“We’re all very, very happy that our infection rate in the state of Illinois is going down. The number of cases, the number of hospitalizations, the number of deaths – very, very low, ”Pritzker said at an independent press conference. “The vaccines got the job done. Thank goodness for the vaccines.
Chicago has not reported any coronavirus deaths for a full week, although that may also change as those numbers are typically delayed. Before June 20, the city reported just three days without COVID-19 deaths, according to Chicago Public Health Commissioner Dr Allison Arwady, who called the decline “good news.”
“We want to keep lowering those numbers, and the best way to help is to get yourself vaccinated,” Arwady said.
About 70% of eligible residents have received at least one dose of vaccine and 54% are fully immunized.
This helped reduce the death rate in Illinois, where authorities reported an average of 49 deaths each day from the pandemic – about two per hour.
New COVID-19 deaths per day
Graphic by Jesse Howe and Caroline Hurley | Sun-Times
Source: Illinois Department of Public Health
The graph is not displayed correctly? Click here.
Over the past week, the state has recorded an average of just eight deaths per day. In the darkest days of a devastating resurgence last fall, the state was losing more than 150 residents every day.

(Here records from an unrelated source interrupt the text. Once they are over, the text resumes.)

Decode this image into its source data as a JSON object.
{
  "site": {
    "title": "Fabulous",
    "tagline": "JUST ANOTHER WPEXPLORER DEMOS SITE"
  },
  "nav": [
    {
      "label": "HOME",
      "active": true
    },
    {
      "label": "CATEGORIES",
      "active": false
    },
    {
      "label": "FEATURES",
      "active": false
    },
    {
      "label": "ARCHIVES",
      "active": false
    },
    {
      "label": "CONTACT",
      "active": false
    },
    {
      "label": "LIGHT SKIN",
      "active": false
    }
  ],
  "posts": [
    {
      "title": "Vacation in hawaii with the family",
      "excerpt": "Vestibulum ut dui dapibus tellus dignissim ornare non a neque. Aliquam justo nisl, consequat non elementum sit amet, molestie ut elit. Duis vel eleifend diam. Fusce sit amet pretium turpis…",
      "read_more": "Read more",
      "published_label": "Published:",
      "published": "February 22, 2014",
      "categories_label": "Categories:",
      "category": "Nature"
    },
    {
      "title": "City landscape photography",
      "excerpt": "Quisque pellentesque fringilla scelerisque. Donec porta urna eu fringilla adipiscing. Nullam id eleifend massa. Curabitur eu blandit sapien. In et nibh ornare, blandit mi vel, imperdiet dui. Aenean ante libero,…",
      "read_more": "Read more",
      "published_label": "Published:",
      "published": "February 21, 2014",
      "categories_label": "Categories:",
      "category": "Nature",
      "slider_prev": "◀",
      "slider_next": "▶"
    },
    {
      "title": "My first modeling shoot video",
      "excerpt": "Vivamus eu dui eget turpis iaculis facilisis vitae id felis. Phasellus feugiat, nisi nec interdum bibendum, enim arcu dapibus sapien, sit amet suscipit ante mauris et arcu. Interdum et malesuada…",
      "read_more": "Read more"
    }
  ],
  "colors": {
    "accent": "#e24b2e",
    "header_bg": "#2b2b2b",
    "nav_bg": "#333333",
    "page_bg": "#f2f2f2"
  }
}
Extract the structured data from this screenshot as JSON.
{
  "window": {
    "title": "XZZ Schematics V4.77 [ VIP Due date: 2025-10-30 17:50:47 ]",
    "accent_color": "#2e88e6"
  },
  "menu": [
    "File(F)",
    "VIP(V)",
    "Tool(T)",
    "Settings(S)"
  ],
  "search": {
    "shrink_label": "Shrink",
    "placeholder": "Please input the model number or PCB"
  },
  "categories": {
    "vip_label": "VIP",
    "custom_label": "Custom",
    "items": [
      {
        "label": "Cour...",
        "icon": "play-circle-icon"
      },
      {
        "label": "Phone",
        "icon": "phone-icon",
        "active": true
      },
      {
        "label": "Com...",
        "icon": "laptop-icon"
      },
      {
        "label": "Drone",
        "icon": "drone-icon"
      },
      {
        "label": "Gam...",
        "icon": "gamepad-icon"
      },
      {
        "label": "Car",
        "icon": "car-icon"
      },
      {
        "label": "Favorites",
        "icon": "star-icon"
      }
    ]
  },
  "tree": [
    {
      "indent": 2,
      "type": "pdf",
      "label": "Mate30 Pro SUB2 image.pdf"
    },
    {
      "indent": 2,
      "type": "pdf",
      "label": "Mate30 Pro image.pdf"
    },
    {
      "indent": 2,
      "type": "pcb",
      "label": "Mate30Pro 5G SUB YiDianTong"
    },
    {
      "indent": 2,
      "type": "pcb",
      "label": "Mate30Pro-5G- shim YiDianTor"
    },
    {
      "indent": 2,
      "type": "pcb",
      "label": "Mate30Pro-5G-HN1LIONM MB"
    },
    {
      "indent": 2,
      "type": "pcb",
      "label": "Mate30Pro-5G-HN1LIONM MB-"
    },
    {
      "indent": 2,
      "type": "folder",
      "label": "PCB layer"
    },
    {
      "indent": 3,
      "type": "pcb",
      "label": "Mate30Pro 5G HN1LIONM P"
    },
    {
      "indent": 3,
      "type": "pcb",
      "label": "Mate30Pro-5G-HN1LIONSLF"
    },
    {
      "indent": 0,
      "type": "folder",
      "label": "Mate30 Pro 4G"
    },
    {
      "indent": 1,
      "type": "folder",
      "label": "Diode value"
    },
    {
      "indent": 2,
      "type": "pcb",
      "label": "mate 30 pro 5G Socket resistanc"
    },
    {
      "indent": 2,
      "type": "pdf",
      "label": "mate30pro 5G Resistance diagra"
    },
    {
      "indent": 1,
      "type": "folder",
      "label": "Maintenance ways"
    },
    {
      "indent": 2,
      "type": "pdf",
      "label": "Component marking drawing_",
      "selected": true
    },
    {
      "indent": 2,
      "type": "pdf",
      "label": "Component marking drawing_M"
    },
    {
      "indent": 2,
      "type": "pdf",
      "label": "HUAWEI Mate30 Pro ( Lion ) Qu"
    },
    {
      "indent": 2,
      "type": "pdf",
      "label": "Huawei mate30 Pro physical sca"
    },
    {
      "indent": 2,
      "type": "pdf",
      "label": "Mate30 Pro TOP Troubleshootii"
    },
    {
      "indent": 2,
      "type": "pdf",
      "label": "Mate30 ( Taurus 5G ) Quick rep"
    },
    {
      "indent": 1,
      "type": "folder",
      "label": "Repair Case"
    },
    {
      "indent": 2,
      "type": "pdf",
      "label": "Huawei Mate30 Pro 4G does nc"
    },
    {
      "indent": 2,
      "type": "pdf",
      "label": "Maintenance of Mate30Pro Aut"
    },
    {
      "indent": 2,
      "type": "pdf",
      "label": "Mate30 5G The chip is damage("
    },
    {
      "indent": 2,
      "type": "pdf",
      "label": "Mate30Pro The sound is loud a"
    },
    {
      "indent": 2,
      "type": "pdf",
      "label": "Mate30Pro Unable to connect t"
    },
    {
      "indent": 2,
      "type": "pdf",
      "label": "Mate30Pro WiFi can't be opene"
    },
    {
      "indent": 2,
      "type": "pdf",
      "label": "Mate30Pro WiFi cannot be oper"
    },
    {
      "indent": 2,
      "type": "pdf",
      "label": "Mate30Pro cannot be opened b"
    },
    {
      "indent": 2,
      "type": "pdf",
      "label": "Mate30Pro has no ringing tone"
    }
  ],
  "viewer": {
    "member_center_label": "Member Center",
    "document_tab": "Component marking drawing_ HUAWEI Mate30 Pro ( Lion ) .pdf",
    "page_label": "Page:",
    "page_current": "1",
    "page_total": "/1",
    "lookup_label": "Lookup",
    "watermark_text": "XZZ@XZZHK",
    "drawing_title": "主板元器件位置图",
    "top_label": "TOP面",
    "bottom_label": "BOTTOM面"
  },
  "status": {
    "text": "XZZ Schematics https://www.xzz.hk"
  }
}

Illinois’ worst day came on December 2, when 238 lives were lost to the virus.
Overall, COVID-19 has killed at least 23,272 people statewide, and likely 2,455 more, according to public health officials. This is roughly equivalent to wiping out the population of the northern suburbs of Morton Grove.
Despite recent progress, authorities are pleading with residents to continue to take precautions seriously. With growing concerns about the more infectious Delta variant of the virus, the average case positivity rate in Illinois has risen to 1.1%, from an all-time low of 0.6% on June 25.
One reason for the jump is that far fewer people have been tested – an average of around 27,000 daily so far in July, compared to 45,000 daily tests in the first week of June.
Chicago’s regional positivity rate doubled in one week to 0.8%, but with testing declining, Arwady said she was “not concerned about that just yet.”
The state has confirmed 174 cases of the Delta variant so far, but only a small fraction of positive tests are analyzed for it. Experts agree that there are probably thousands of cases already in the state and expect it to become the dominant strain by fall.
“We already have it here, but not yet in extraordinarily large numbers,” Pritzker said. “The Delta variant makes people sicker faster, and it’s very disconcerting, but let’s be honest: if you are vaccinated you are very well protected.
Almost 1.4 million Illinois have been infected since March 2020.